From the creators of the New York Times bestselling Wildwood Chronicles comes an original, humorous, and fast-paced middle grade novel about a band of child pickpockets—imagine The Invention of Hugo Cabret meets Oliver Twist.
It is an ordinary Tuesday morning in April when bored, lonely Charlie Fisher witnesses something incredible. Right before his eyes, in a busy square in Marseille, a group of pickpockets pulls off an amazing robbery. As the young bandits appear to melt into the crowd, Charlie realizes with a start that he himself was one of their marks.
Yet Charlie is less alarmed than intrigued. This is the most thrilling thing that’s happened to him since he came to France with his father, an American diplomat. So instead of reporting the thieves, Charlie defends one of their cannons, Amir, to the police, under one condition: he teach Charlie the tricks of the trade.
What starts off as a lesson on pinches, kicks, and chumps soon turns into an invitation for Charlie to join the secret world of the whiz mob, an international band of child thieves who trained at the mysterious School of Seven Bells. The whiz mob are independent and incredibly skilled and make their own way in the world—they are everything Charlie yearns to be. But what at first seemed like a (relatively) harmless new pastime draws him into a dangerous adventure with global stakes greater than he could have ever imagined.
“There’s a lot to be said for a good, old-fashioned caper. Meloy accomplishes this rare feat with panache, turning out an infectious—and at times cinematic—adventure suffused with personal growth, secrecy, sleight of hand, and higher stakes than the story’s protagonist ever imagined.”
Booklist (starred review)
“A gleefully metafictional caper and middle-grade picaresque bound to appeal to discerning young readers.”
“Meloy and Ellis (the Wildwood Chronicles) blend shades of Dickens, Rowling, and Robin Hood. Themes of friendship and making amends are skillfully woven throughout. And Meloy’s attention to detail vividly evoke the period setting.”
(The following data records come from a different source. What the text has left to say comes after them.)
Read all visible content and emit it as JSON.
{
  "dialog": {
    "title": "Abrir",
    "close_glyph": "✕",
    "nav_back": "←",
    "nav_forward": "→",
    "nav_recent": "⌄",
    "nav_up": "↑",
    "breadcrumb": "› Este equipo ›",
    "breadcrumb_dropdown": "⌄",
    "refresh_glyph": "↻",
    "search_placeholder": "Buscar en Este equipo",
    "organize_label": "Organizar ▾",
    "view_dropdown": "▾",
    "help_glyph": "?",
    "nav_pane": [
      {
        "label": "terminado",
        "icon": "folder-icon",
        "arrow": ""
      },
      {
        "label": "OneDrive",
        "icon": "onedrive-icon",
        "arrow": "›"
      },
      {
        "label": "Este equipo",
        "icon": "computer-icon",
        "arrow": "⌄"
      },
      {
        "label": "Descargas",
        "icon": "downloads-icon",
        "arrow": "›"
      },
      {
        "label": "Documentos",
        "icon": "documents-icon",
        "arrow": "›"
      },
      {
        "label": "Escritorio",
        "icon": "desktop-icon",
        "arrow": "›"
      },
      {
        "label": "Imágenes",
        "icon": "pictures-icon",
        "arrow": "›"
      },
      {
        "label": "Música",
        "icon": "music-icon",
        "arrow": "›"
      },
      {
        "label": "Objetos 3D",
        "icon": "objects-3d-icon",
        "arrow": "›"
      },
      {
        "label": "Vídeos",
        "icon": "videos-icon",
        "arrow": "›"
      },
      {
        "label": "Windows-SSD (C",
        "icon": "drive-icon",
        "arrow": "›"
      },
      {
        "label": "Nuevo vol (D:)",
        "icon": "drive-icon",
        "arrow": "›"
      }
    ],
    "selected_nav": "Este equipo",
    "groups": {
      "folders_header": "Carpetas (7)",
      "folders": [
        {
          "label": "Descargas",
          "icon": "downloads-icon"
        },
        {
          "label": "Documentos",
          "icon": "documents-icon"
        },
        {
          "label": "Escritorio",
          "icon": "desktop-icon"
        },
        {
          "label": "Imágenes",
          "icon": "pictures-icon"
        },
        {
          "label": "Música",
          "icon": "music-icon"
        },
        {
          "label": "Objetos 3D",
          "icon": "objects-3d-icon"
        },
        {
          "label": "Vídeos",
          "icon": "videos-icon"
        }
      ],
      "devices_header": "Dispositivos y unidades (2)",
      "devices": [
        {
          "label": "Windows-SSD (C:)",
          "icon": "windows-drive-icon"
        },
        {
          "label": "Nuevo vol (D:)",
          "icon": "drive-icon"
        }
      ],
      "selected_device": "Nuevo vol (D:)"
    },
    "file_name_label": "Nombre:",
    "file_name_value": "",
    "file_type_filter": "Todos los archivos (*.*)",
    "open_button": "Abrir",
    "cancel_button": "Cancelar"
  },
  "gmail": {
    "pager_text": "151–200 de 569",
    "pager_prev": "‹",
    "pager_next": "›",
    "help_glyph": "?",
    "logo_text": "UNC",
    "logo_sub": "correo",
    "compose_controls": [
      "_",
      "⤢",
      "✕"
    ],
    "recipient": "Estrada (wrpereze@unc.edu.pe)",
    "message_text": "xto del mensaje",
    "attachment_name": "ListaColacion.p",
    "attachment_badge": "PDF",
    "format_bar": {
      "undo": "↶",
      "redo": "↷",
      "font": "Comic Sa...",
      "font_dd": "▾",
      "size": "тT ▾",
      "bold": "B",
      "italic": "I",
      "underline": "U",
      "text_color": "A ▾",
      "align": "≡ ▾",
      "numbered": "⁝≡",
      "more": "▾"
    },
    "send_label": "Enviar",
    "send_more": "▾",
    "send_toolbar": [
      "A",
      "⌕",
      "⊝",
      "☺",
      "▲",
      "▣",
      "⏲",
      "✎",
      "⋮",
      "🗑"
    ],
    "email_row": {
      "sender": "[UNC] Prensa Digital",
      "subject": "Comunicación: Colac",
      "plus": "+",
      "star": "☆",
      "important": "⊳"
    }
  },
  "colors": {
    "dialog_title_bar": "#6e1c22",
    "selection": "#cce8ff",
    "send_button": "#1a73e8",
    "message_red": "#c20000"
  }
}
“Meloy mirrors his characters’ capers, distracting you while he moves in for the real con. It’s a bona fide twist that may make you feel robbed yourself. In this case, that’s a good thing.”
New York Times Book Review
“Equal doses of humor and action.”
School Library Journal